Andrew Seltzman
DSC05917.JPG (22.62 KiB) Viewed 1935 times
Andrew Seltzman

User avatar
Doug Coulter
Posts: 1312
Joined: Sun May 27, 2007 7:18 pm
Real name: Doug Coulter
Location: Floyd, VA, USA

Re: Anode layer ion source. Power supply construction.

Post by Doug Coulter » Mon Nov 30, 2009 2:26 am


What we've found here re ion sources is kind of interesting. They really help get things going for sure, and I'd not run without one had I a choice. But! Once things get rolling, the fusor itself makes a pretty good ionizer, and with my big tank it's "too good" mostly as it gets all the gas going, even in the apparent absence of any real amount of recirculation. We set ours so that at initial light off (maybe running a couple ma on the fusor) it changes things from zero to a couple ma, about what we're putting into the ion source. Then we let in more gas, and when we're running more like full currents (5-20ma) it makes no difference anymore when we turn it on and off.

Check my other recent posts on this.
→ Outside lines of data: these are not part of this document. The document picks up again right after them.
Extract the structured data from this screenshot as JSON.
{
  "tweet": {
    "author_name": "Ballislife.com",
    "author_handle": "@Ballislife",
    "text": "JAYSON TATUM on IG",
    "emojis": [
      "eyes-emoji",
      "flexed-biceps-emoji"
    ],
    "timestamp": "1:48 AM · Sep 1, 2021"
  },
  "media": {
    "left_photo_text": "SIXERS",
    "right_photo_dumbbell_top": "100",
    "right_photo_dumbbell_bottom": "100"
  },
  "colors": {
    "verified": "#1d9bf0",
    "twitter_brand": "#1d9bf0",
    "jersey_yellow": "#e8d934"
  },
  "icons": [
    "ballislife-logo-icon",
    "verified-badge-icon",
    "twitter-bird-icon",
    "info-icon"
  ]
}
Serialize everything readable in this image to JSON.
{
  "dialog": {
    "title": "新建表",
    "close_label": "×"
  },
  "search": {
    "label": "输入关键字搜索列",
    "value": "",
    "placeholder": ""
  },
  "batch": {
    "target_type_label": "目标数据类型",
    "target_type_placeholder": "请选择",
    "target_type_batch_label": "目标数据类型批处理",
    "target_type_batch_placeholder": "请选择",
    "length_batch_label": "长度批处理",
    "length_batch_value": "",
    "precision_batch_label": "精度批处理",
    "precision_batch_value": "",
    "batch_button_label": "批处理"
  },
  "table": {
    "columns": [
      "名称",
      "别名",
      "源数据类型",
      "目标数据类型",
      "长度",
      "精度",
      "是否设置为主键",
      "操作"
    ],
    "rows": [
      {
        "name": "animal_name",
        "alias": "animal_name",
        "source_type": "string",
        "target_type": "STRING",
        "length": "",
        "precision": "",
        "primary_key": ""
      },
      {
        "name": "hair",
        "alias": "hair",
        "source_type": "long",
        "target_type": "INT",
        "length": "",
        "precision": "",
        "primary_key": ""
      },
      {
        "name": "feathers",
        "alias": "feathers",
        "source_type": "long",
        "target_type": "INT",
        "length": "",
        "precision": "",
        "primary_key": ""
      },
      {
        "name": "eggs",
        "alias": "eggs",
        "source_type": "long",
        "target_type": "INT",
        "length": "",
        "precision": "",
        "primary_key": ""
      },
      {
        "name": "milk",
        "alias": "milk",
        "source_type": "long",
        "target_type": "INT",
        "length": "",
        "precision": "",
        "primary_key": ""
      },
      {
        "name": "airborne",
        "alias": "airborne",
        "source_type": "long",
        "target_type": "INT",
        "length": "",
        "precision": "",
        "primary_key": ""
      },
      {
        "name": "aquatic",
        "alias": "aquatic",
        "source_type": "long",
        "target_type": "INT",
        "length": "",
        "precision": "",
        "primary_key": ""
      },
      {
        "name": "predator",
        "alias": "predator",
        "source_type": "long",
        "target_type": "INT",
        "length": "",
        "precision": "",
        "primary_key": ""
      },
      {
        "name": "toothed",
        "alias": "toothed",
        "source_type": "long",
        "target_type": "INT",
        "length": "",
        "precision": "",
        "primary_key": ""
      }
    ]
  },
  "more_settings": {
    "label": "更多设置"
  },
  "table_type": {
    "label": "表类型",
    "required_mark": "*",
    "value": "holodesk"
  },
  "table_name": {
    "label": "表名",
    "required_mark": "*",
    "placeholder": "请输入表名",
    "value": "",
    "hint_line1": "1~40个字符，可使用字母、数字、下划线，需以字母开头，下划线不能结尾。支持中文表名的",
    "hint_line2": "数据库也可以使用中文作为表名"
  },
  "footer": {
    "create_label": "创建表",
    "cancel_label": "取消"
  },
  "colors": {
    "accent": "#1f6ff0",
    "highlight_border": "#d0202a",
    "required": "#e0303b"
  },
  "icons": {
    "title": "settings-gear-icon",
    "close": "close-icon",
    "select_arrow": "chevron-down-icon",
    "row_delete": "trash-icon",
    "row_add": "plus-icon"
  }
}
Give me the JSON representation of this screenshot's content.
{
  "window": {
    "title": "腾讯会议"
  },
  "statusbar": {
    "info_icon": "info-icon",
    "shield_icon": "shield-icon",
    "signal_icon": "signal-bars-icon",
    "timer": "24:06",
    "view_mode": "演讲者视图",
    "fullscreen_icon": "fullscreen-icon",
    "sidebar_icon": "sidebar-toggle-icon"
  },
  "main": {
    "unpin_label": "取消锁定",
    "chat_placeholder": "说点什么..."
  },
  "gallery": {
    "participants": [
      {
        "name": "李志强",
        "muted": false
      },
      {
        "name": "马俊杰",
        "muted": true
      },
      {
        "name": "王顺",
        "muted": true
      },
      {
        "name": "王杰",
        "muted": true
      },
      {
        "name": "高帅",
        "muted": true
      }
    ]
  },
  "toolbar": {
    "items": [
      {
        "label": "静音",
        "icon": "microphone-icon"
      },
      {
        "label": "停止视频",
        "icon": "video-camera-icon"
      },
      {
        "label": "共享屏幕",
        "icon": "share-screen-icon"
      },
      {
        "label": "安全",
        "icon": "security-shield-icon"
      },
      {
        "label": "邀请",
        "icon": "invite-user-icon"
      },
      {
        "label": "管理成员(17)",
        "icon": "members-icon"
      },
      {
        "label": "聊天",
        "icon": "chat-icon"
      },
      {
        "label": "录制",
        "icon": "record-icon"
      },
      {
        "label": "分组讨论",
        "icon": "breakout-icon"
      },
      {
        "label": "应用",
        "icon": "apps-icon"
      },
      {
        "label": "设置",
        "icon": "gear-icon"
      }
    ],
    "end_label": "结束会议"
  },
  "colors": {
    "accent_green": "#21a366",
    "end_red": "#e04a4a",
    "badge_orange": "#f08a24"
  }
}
One thing of interest I've noted, and this may be slightly off topic, but once our source is started, it will run down to ridiculous low pressures (1e-6 mbar and below). At that point I can run my mass spectrometer on it and look. Boy, do a whole junkload of other lines start showing up -- things that a chemist would say are impossible as any ion will stick to about anything and get into the mass spec before it can decompose into something stable -- a big forest lines you can turn on and off with the extraction electrodes over and over, kind of cool to watch and demo to people.

The main thing I see is that it really helps start things up when bringing the gas up from below the desired running conditions, but the negative R characteristic of glow discharges seems to overwhelm the effect once things get cooking. This is especially nasty in my huge tank as there's a lot of gas in there not in the fusor volume proper that can get ionized and eat energy doing so, and then makes the fusor current limit. This is a slow time constant thing you can watch happen once it gets really going.

Kind of like trying to fly an airplane with forward swept wings -- you start a climb, they flex up, that increases the climb real fast until a stall occurs. It's twitchy indeed.
Why guess when you can know? Measure!

Post Reply